As essential as off-the-grid technologies are, the issue of appropriate technology also comes up. Where imports are scarce and expensive and skilled workers often must be brought from thousands of kilometres away, giant wind-farms and solar arrays aren’t always going to be an option. They’re expensive, exotic imports which require a lot of highly specialized skill to keep running. Perhaps wind generators can be built with old car alternators, or gas-powered generators run off sewage bio-digestion processes or woodgas. In areas where so much heating still takes place by wood, accessible high-efficiency wood-stoves are a must for reasons of health, work and ecology. These and other options can be built and maintained locally, using parts which already exist there – and the designs and knowledge needed to reproduce them is far easier to ship, whether electronically or personally. Teaching these skills lays the groundwork for both local self-sufficiency and the growth of local community-based economies. Given the unbelievable distances involved, a network of small operations, whether machinists or builders, will always be more efficient, and give more back to the communities involved.

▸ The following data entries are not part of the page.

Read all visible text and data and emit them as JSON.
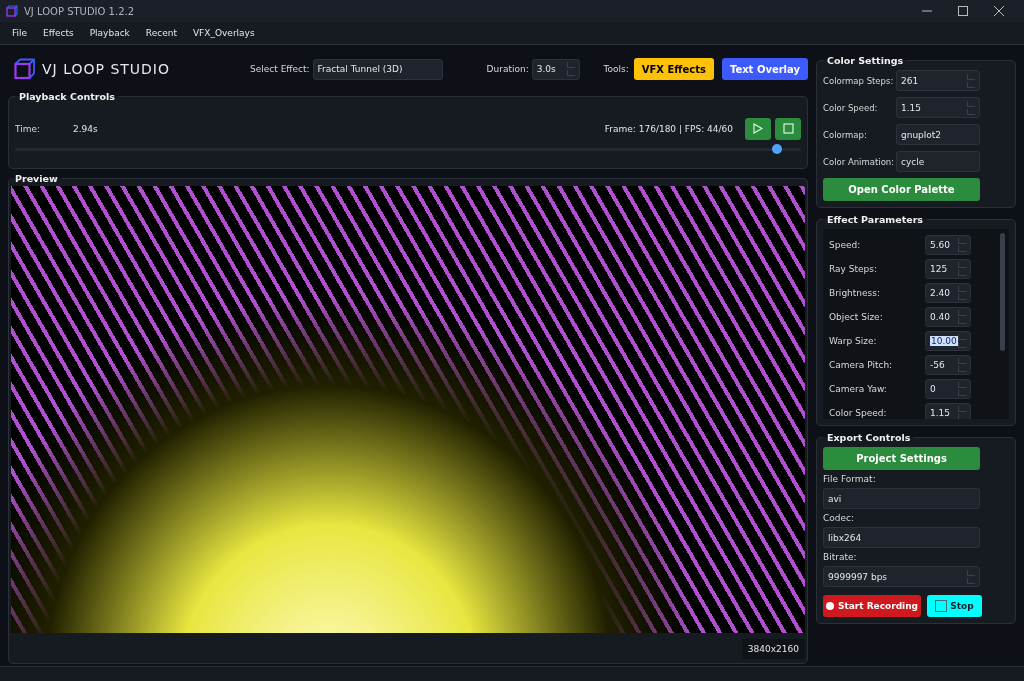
{
  "window": {
    "title": "VJ LOOP STUDIO 1.2.2"
  },
  "menu": [
    "File",
    "Effects",
    "Playback",
    "Recent",
    "VFX_Overlays"
  ],
  "header": {
    "logo": "VJ LOOP STUDIO",
    "effect_label": "Select Effect:",
    "effect_value": "Fractal Tunnel (3D)",
    "duration_label": "Duration:",
    "duration_value": "3.0s",
    "tools_label": "Tools:",
    "tools": [
      {
        "label": "VFX Effects",
        "color": "#ffc107"
      },
      {
        "label": "Text Overlay",
        "color": "#3d5afe"
      }
    ]
  },
  "playback": {
    "title": "Playback Controls",
    "time_label": "Time:",
    "time_value": "2.94s",
    "frame_info": "Frame: 176/180 | FPS: 44/60",
    "level": 0.97
  },
  "preview": {
    "title": "Preview",
    "resolution": "3840x2160"
  },
  "color_settings": {
    "title": "Color Settings",
    "fields": [
      {
        "label": "Colormap Steps:",
        "value": "261",
        "kind": "spin"
      },
      {
        "label": "Color Speed:",
        "value": "1.15",
        "kind": "spin"
      },
      {
        "label": "Colormap:",
        "value": "gnuplot2",
        "kind": "text"
      },
      {
        "label": "Color Animation:",
        "value": "cycle",
        "kind": "text"
      }
    ],
    "button": "Open Color Palette"
  },
  "effect_parameters": {
    "title": "Effect Parameters",
    "params": [
      {
        "label": "Speed:",
        "value": "5.60",
        "selected": false
      },
      {
        "label": "Ray Steps:",
        "value": "125",
        "selected": false
      },
      {
        "label": "Brightness:",
        "value": "2.40",
        "selected": false
      },
      {
        "label": "Object Size:",
        "value": "0.40",
        "selected": false
      },
      {
        "label": "Warp Size:",
        "value": "10.00",
        "selected": true
      },
      {
        "label": "Camera Pitch:",
        "value": "-56",
        "selected": false
      },
      {
        "label": "Camera Yaw:",
        "value": "0",
        "selected": false
      },
      {
        "label": "Color Speed:",
        "value": "1.15",
        "selected": false
      }
    ]
  },
  "export": {
    "title": "Export Controls",
    "settings_button": "Project Settings",
    "fields": [
      {
        "label": "File Format:",
        "value": "avi",
        "kind": "text"
      },
      {
        "label": "Codec:",
        "value": "libx264",
        "kind": "text"
      },
      {
        "label": "Bitrate:",
        "value": "9999997 bps",
        "kind": "spin"
      }
    ],
    "record_button": "Start Recording",
    "stop_button": "Stop"
  }
}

Any strategy which is going to work in the north will have to put northerners and their communities first. So far our government’s strategies have done a far better job of producing a steady steam of cheap workers and resources for the rich and populated south. If these communities are going to survive, it won’t be by way of becoming more integrated with and dependent on far-off markets. Autonomy, self-sufficiency and above all, recognition and respect are needed. It’s time to give up on the idea that we, as southerners, need to “fix” life up North – that’s not something that’s in our power. All we can do is stand in solidarity and offer assistance as the people of the North fix it themselves.